… and then stitched them into pairs like I was sewing a pillow together…

…except that I wasn’t going to turn the seam to the inside with these.


I left one small section of each star unstitched so I could stuff some shredded paper in to give the stars a little dimension.

I sewed seven stars altogether (but in the end, I only had room for five in the shadow box).

I used a seam ripper to separate the two layers and to push the paper down into the points.

Once the stuffing was done…

… I sewed the last section closed.

Next, I dug a piece of black scrapbook paper out of my stash.

The backer board for the shadow box is Styrofoam, so I attached the paper with a few old brads that I just pushed into the foam.

Then I pulled out my thrift store sign letters to see what kind of patriotic phrase I could spell out. (These are all the letters I have, so it’s a challenge to make complete words, let alone phrases.)

paper stars

In the end, I decided to use “e pluribus unum,” because what’s more all-American than ancient Latin?
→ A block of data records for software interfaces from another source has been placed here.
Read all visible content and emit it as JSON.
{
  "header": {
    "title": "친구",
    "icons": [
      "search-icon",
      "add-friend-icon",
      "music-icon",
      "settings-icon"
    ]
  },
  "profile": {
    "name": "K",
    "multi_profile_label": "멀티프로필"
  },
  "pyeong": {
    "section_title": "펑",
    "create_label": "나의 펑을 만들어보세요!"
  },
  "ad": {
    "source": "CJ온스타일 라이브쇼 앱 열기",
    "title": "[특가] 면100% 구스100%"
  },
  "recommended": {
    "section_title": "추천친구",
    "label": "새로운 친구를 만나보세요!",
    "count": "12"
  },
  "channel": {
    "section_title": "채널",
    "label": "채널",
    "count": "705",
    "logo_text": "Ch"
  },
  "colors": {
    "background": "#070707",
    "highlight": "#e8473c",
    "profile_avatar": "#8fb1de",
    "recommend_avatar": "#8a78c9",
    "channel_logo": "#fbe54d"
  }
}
I used a big popsicle stick as a straight edge to line the letters up on, then attached them with rubber cement.

paper stars

I also used rubber cement to attach the center of each star onto the back of the shadow box. Then I pushed small brads in at each of the points.

e pluribus unum

And there you have it: my Wonky, Neutral Patriotic Shadow Box.

(If you want to see what the shadow box looked like in the winter, I blogged about it here.)

Crafting | Decoupaged chicks

Mod Podge

I don’t decorate much for Easter these days. Primarily because most of my Easter decorations look something like this:

I admit I have a huge soft spot for kitschy flocked holiday decorations (which is why I own these chicks in the first place). But I don’t do pastels anymore. And most Easter decorations are some baby-soft shade of pink, purple or, like my little chicks, yellow.

Instead of leaving the chicks languishing in a box on a closet shelf again this spring, I decided I’d give them a makeover and then set them out on display. Step one in the makeover: Tear off the faux velvet covering…

… which left me with three naked, slightly scary looking plastic chicks. I grabbed a stack of old newspapers and a container of Mod Podge to proceed with the makeover when The Boss showed up.

I swear that cat has a sixth sense. He can be on the other side of the house — or the other side of the planet — but the minute I set a bowl of cereal or an open container of Mod Podge in front of me — BOOM — there he is. Blocking me from eating/decoupaging and shedding his fur all over my breakfast/project.

I  decoupaged the chicks in three parts: the wings and tails first, then the breast area and finally the head, using different parts of the newspaper as I went along.

When I started, I thought this was going to be a quick little project. But, as usual, I’d drastically underestimated the amount of time and detail work involved…

… and I forgot to factor in the additional time involved in removing each of the individual cat hairs that kept appearing in my Mod Podge.

I debated whether the chicks should have eyes or not. But they looked a little freaky being eyeless. So I popped the original plastic eyes back in initially.

After I was done with all of the decoupage, I scrounged around the house looking for other alternatives to use for eyes and found some old brads that were the right size. I thought the brads gave them a more vintage industrial look that matched their new personalities better than the plastic eyes.

Then I painted all of the beaks orange to match their feet.

Mod Podge
After a few touchups and a light coat of watered down white paint over everything, the chicks were done.

I dug out some dried moss and glass jars and started playing around with ways to display the chicks.

Mod Podge
Does anybody else see Dumb Donald from “Fat Albert” when they look at the chick above?

Mod Podge

Anyhoo, I liked how they looked under glass.

Mod Podge
And look who showed up again while I was taking pictures of the completed project:

I think he was disappointed to see there was no open container of Mod Podge anymore, so he quickly stalked off.

Mod Podge